▶ **What needs to be done**:
Filter out every line below that lacks "icon", and copy the rest.

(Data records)
[Start of Attachment]

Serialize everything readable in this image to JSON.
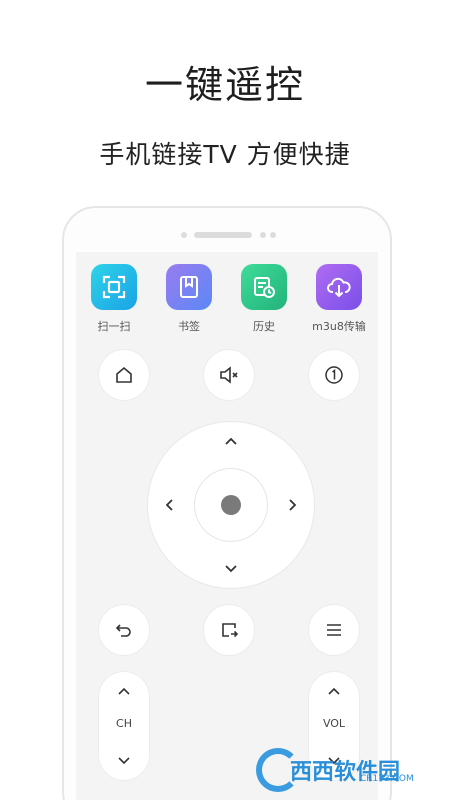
{
  "headline": "一键遥控",
  "subline": "手机链接TV 方便快捷",
  "tools": [
    {
      "label": "扫一扫",
      "icon": "scan-icon"
    },
    {
      "label": "书签",
      "icon": "bookmark-icon"
    },
    {
      "label": "历史",
      "icon": "history-icon"
    },
    {
      "label": "m3u8传输",
      "icon": "cloud-upload-icon"
    }
  ],
  "remote": {
    "ch_label": "CH",
    "vol_label": "VOL"
  },
  "watermark": {
    "text": "西西软件园",
    "domain": "CR173.COM"
  },
  "colors": {
    "accent": "#2a8fd8"
  }
}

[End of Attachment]

▶ **Solution to the exercise**:
      "icon": "scan-icon"
      "icon": "bookmark-icon"
      "icon": "history-icon"
      "icon": "cloud-upload-icon"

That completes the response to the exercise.